Action was a short-lived 1999 FOX comedy about a foul-mouthed power agent navigating the shark-infested waters of Hollywood. However, by the time this show aired, in a strange bit of irony, Hollywood had already lampooned itself (and much better) in movies such as The Player (1992) and Swimming with Sharks (1994). Even big-time cameos from the likes of Sandra Bullock and Keanu Reeves weren’t enough to draw viewers to this show. One memorable aspect was the show’s theme song: “Even a Dog Can Shake Hands” by Warren Zevon from his 1987 album Sentimental Hygiene. Zevon’s song was a biting look at the deal-makers within the industry that schmooze and promise the world. It was also the most clever thing about Action.
The Leftovers (“Let the Mystery Be” By Iris DeMent)
Season 2 of HBO’s mind-bending drama The Leftovers featured a different opening sequence than the first and for my money, this one was the best title sequence of the show’s three seasons (it was also the best overall season.) The Leftovers was a mystery/drama about how people go on after two percent of the world’s population suddenly disappeared without any reason. It’s first season featured an instrumental piece of ominous music from composer Max Richter but Season 2 featured an all-new opening credits sequence of photos with individuals missing from them signifying those who had “departed.” DeMent’s “Let the Mystery Be,” a folk-country-gospel tune taken from her 1992 debut album Infamous Angel, played over this sequence. It was a perfect opening for the show but for some reason, the song was dropped for Season 3.
Moonlighting (“Theme From Moonlighting” By Al Jarreau)
Back in the mid-’80s, if you liked a TV theme the only way to keep it for yourself was to hold up one of those foot long audio cassette recorders (these things in case you never saw one) to the one speaker in your TV and record it that way. If it was popular enough they would issue the song on a ’45 record and maybe it would be played over the radio. That was the case for Al Jarreau’s theme from Moonlighting, the clever P.I. comedy which aired on ABC from ’85-’89 and is just as famous for its troubled production than it is for the actual show. The song became a hit two years after the show’s debut but two years after that the show was over mainly due to star Bruce Willis’s rising movie career. On the plus side, the song was released on a soundtrack CD so at least, ’80s fans could throw away those old tapes.
Sports Night (“Big City” By W.G. Snuffy Walden)
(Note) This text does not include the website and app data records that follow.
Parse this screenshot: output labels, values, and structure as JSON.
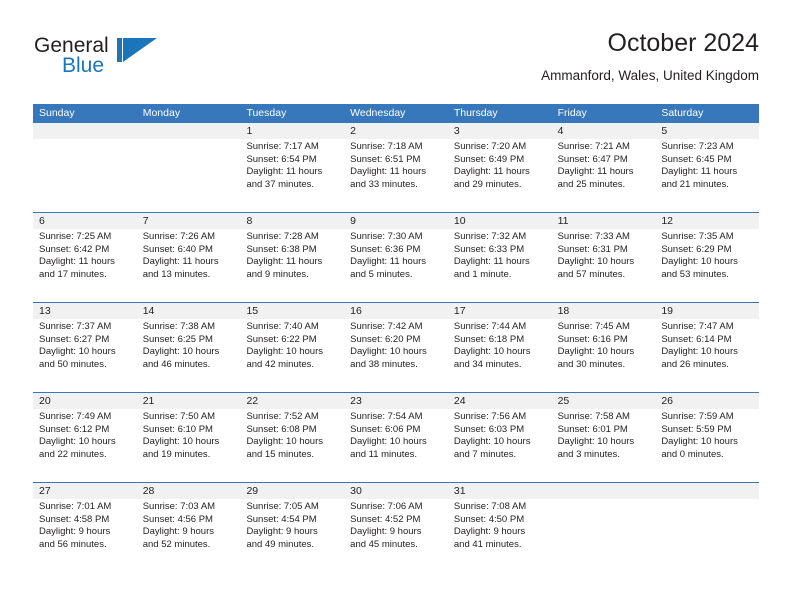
{
  "brand": {
    "name_part1": "General",
    "name_part2": "Blue",
    "mark": "triangle-flag-logo",
    "accent_color": "#1b75bb"
  },
  "header": {
    "title": "October 2024",
    "location": "Ammanford, Wales, United Kingdom"
  },
  "theme": {
    "header_blue": "#3778bc",
    "band_gray": "#f1f1f1",
    "text": "#231f20"
  },
  "weekdays": [
    "Sunday",
    "Monday",
    "Tuesday",
    "Wednesday",
    "Thursday",
    "Friday",
    "Saturday"
  ],
  "weeks": [
    [
      {
        "day": "",
        "sunrise": "",
        "sunset": "",
        "daylight1": "",
        "daylight2": ""
      },
      {
        "day": "",
        "sunrise": "",
        "sunset": "",
        "daylight1": "",
        "daylight2": ""
      },
      {
        "day": "1",
        "sunrise": "Sunrise: 7:17 AM",
        "sunset": "Sunset: 6:54 PM",
        "daylight1": "Daylight: 11 hours",
        "daylight2": "and 37 minutes."
      },
      {
        "day": "2",
        "sunrise": "Sunrise: 7:18 AM",
        "sunset": "Sunset: 6:51 PM",
        "daylight1": "Daylight: 11 hours",
        "daylight2": "and 33 minutes."
      },
      {
        "day": "3",
        "sunrise": "Sunrise: 7:20 AM",
        "sunset": "Sunset: 6:49 PM",
        "daylight1": "Daylight: 11 hours",
        "daylight2": "and 29 minutes."
      },
      {
        "day": "4",
        "sunrise": "Sunrise: 7:21 AM",
        "sunset": "Sunset: 6:47 PM",
        "daylight1": "Daylight: 11 hours",
        "daylight2": "and 25 minutes."
      },
      {
        "day": "5",
        "sunrise": "Sunrise: 7:23 AM",
        "sunset": "Sunset: 6:45 PM",
        "daylight1": "Daylight: 11 hours",
        "daylight2": "and 21 minutes."
      }
    ],
    [
      {
        "day": "6",
        "sunrise": "Sunrise: 7:25 AM",
        "sunset": "Sunset: 6:42 PM",
        "daylight1": "Daylight: 11 hours",
        "daylight2": "and 17 minutes."
      },
      {
        "day": "7",
        "sunrise": "Sunrise: 7:26 AM",
        "sunset": "Sunset: 6:40 PM",
        "daylight1": "Daylight: 11 hours",
        "daylight2": "and 13 minutes."
      },
      {
        "day": "8",
        "sunrise": "Sunrise: 7:28 AM",
        "sunset": "Sunset: 6:38 PM",
        "daylight1": "Daylight: 11 hours",
        "daylight2": "and 9 minutes."
      },
      {
        "day": "9",
        "sunrise": "Sunrise: 7:30 AM",
        "sunset": "Sunset: 6:36 PM",
        "daylight1": "Daylight: 11 hours",
        "daylight2": "and 5 minutes."
      },
      {
        "day": "10",
        "sunrise": "Sunrise: 7:32 AM",
        "sunset": "Sunset: 6:33 PM",
        "daylight1": "Daylight: 11 hours",
        "daylight2": "and 1 minute."
      },
      {
        "day": "11",
        "sunrise": "Sunrise: 7:33 AM",
        "sunset": "Sunset: 6:31 PM",
        "daylight1": "Daylight: 10 hours",
        "daylight2": "and 57 minutes."
      },
      {
        "day": "12",
        "sunrise": "Sunrise: 7:35 AM",
        "sunset": "Sunset: 6:29 PM",
        "daylight1": "Daylight: 10 hours",
        "daylight2": "and 53 minutes."
      }
    ],
    [
      {
        "day": "13",
        "sunrise": "Sunrise: 7:37 AM",
        "sunset": "Sunset: 6:27 PM",
        "daylight1": "Daylight: 10 hours",
        "daylight2": "and 50 minutes."
      },
      {
        "day": "14",
        "sunrise": "Sunrise: 7:38 AM",
        "sunset": "Sunset: 6:25 PM",
        "daylight1": "Daylight: 10 hours",
        "daylight2": "and 46 minutes."
      },
      {
        "day": "15",
        "sunrise": "Sunrise: 7:40 AM",
        "sunset": "Sunset: 6:22 PM",
        "daylight1": "Daylight: 10 hours",
        "daylight2": "and 42 minutes."
      },
      {
        "day": "16",
        "sunrise": "Sunrise: 7:42 AM",
        "sunset": "Sunset: 6:20 PM",
        "daylight1": "Daylight: 10 hours",
        "daylight2": "and 38 minutes."
      },
      {
        "day": "17",
        "sunrise": "Sunrise: 7:44 AM",
        "sunset": "Sunset: 6:18 PM",
        "daylight1": "Daylight: 10 hours",
        "daylight2": "and 34 minutes."
      },
      {
        "day": "18",
        "sunrise": "Sunrise: 7:45 AM",
        "sunset": "Sunset: 6:16 PM",
        "daylight1": "Daylight: 10 hours",
        "daylight2": "and 30 minutes."
      },
      {
        "day": "19",
        "sunrise": "Sunrise: 7:47 AM",
        "sunset": "Sunset: 6:14 PM",
        "daylight1": "Daylight: 10 hours",
        "daylight2": "and 26 minutes."
      }
    ],
    [
      {
        "day": "20",
        "sunrise": "Sunrise: 7:49 AM",
        "sunset": "Sunset: 6:12 PM",
        "daylight1": "Daylight: 10 hours",
        "daylight2": "and 22 minutes."
      },
      {
        "day": "21",
        "sunrise": "Sunrise: 7:50 AM",
        "sunset": "Sunset: 6:10 PM",
        "daylight1": "Daylight: 10 hours",
        "daylight2": "and 19 minutes."
      },
      {
        "day": "22",
        "sunrise": "Sunrise: 7:52 AM",
        "sunset": "Sunset: 6:08 PM",
        "daylight1": "Daylight: 10 hours",
        "daylight2": "and 15 minutes."
      },
      {
        "day": "23",
        "sunrise": "Sunrise: 7:54 AM",
        "sunset": "Sunset: 6:06 PM",
        "daylight1": "Daylight: 10 hours",
        "daylight2": "and 11 minutes."
      },
      {
        "day": "24",
        "sunrise": "Sunrise: 7:56 AM",
        "sunset": "Sunset: 6:03 PM",
        "daylight1": "Daylight: 10 hours",
        "daylight2": "and 7 minutes."
      },
      {
        "day": "25",
        "sunrise": "Sunrise: 7:58 AM",
        "sunset": "Sunset: 6:01 PM",
        "daylight1": "Daylight: 10 hours",
        "daylight2": "and 3 minutes."
      },
      {
        "day": "26",
        "sunrise": "Sunrise: 7:59 AM",
        "sunset": "Sunset: 5:59 PM",
        "daylight1": "Daylight: 10 hours",
        "daylight2": "and 0 minutes."
      }
    ],
    [
      {
        "day": "27",
        "sunrise": "Sunrise: 7:01 AM",
        "sunset": "Sunset: 4:58 PM",
        "daylight1": "Daylight: 9 hours",
        "daylight2": "and 56 minutes."
      },
      {
        "day": "28",
        "sunrise": "Sunrise: 7:03 AM",
        "sunset": "Sunset: 4:56 PM",
        "daylight1": "Daylight: 9 hours",
        "daylight2": "and 52 minutes."
      },
      {
        "day": "29",
        "sunrise": "Sunrise: 7:05 AM",
        "sunset": "Sunset: 4:54 PM",
        "daylight1": "Daylight: 9 hours",
        "daylight2": "and 49 minutes."
      },
      {
        "day": "30",
        "sunrise": "Sunrise: 7:06 AM",
        "sunset": "Sunset: 4:52 PM",
        "daylight1": "Daylight: 9 hours",
        "daylight2": "and 45 minutes."
      },
      {
        "day": "31",
        "sunrise": "Sunrise: 7:08 AM",
        "sunset": "Sunset: 4:50 PM",
        "daylight1": "Daylight: 9 hours",
        "daylight2": "and 41 minutes."
      },
      {
        "day": "",
        "sunrise": "",
        "sunset": "",
        "daylight1": "",
        "daylight2": ""
      },
      {
        "day": "",
        "sunrise": "",
        "sunset": "",
        "daylight1": "",
        "daylight2": ""
      }
    ]
  ]
}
W.G. Snuffy Walden is the Thomas Newman of TV composers. Walden composed the classic blues-rock theme from Roseanne, intimate dramas The Wonder Years, the themes from Thirtysomething, My So-Called Life, The Drew Carey Show and he scored the TV adaption of Stephen King’s The Stand in 1994. In 1998, Walden wrote the music for Sports Night, a workplace comedy/drama which aired on ABC from 1998-2000. Created by Aaron Sorkin, the show was about the crew working on a fictional nightly sports news program in New York. Sorkin, who was a fan of Walden’s Thirtysomething music asked the composer to write something similar for his fast-paced pilot. The results were so good, Walden wrote the music for virtually every episode until its cancellation in 2000. Thank goodness the two were working on a side project at the time—a little show called The West Wing. I heard it became successful. Nice work, Snuffy.
The Kids In The Hall (“Having An Average Weekend” By Shadowy Men on a Shadowy Planet)
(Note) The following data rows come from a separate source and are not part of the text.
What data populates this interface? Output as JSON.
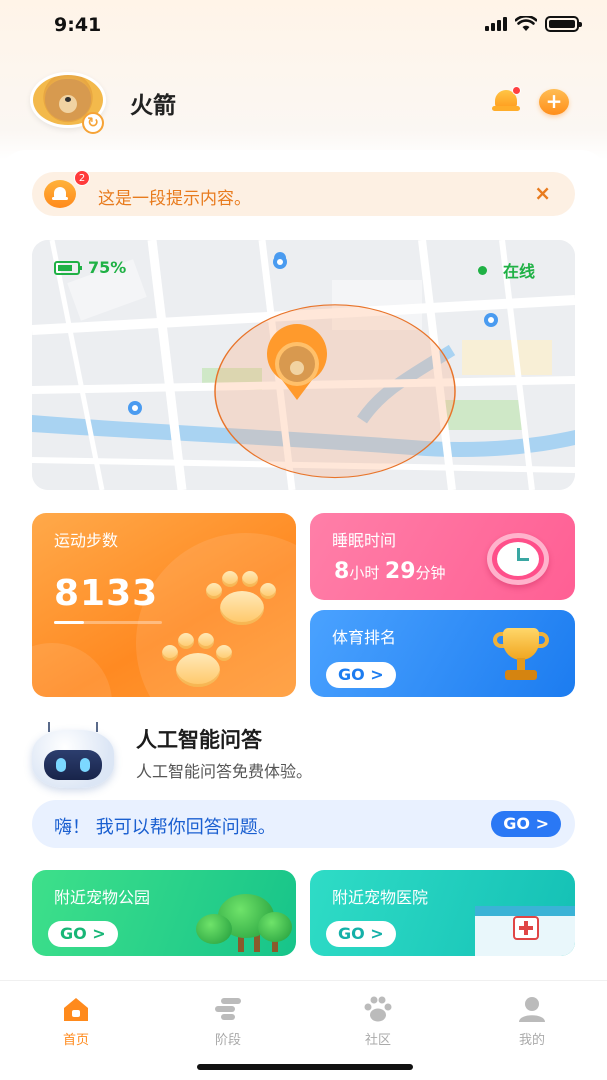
{
  "status_bar": {
    "time": "9:41"
  },
  "header": {
    "username": "火箭"
  },
  "notice": {
    "text": "这是一段提示内容。",
    "count": "2",
    "close": "×"
  },
  "map": {
    "battery": "75%",
    "status": "在线"
  },
  "steps": {
    "title": "运动步数",
    "value": "8133"
  },
  "sleep": {
    "title": "睡眠时间",
    "hours": "8",
    "hours_unit": "小时",
    "minutes": "29",
    "minutes_unit": "分钟"
  },
  "rank": {
    "title": "体育排名",
    "go": "GO >"
  },
  "ai": {
    "title": "人工智能问答",
    "subtitle": "人工智能问答免费体验。",
    "chat_text": "嗨！ 我可以帮你回答问题。",
    "go": "GO >"
  },
  "park": {
    "title": "附近宠物公园",
    "go": "GO >"
  },
  "hospital": {
    "title": "附近宠物医院",
    "go": "GO >"
  },
  "tabs": [
    {
      "label": "首页",
      "icon": "home-icon",
      "active": true
    },
    {
      "label": "阶段",
      "icon": "stages-icon",
      "active": false
    },
    {
      "label": "社区",
      "icon": "paw-icon",
      "active": false
    },
    {
      "label": "我的",
      "icon": "user-icon",
      "active": false
    }
  ],
  "colors": {
    "accent": "#ff8a1c",
    "online": "#1fb145",
    "chat": "#2a78f5"
  }
}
“Having An Average Weekend” by the Toronto-based group Shadowy Men On a Shadowy Planet combined the surf-rock sounds of Dick Dale’s “Misirlou” and The Clash. Original band members were friends with the kids before they were
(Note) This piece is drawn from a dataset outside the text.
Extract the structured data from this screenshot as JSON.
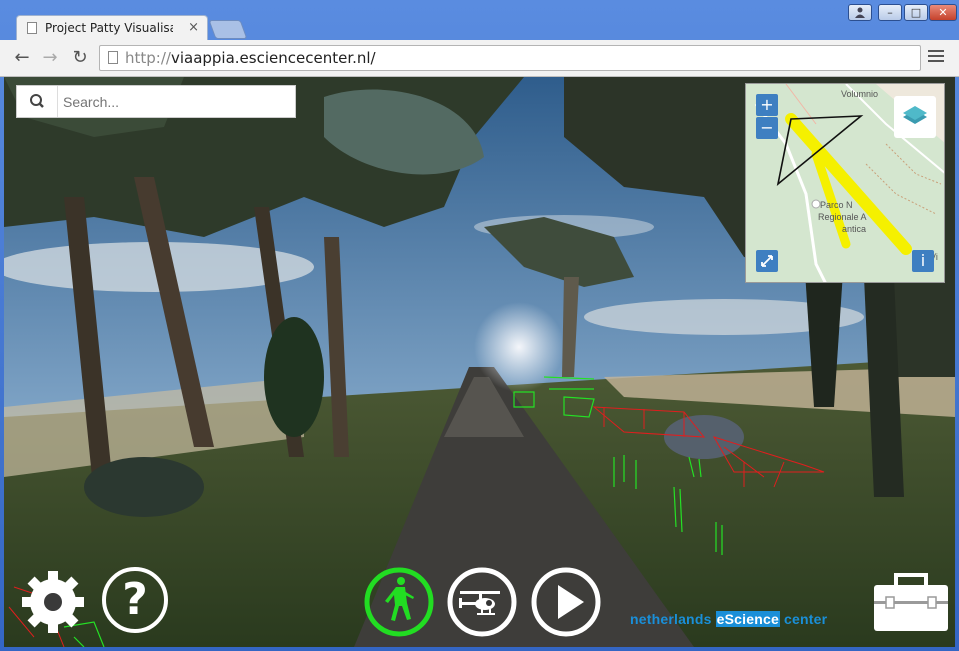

The Kids and would help member Bruce McColloch out with cash and meals in the early ’80s. When The Kids In the Hall were formed and headed for TV a few years later under the guidance of Saturday Night Live’s executive producer Lorne Michaels, the band’s song was chosen as the official Kids In the Hall theme. 30 years later, the band is still performing the song and whenever The Kids In the Hall get together, this is the music that always announces them. Here’s to another 30!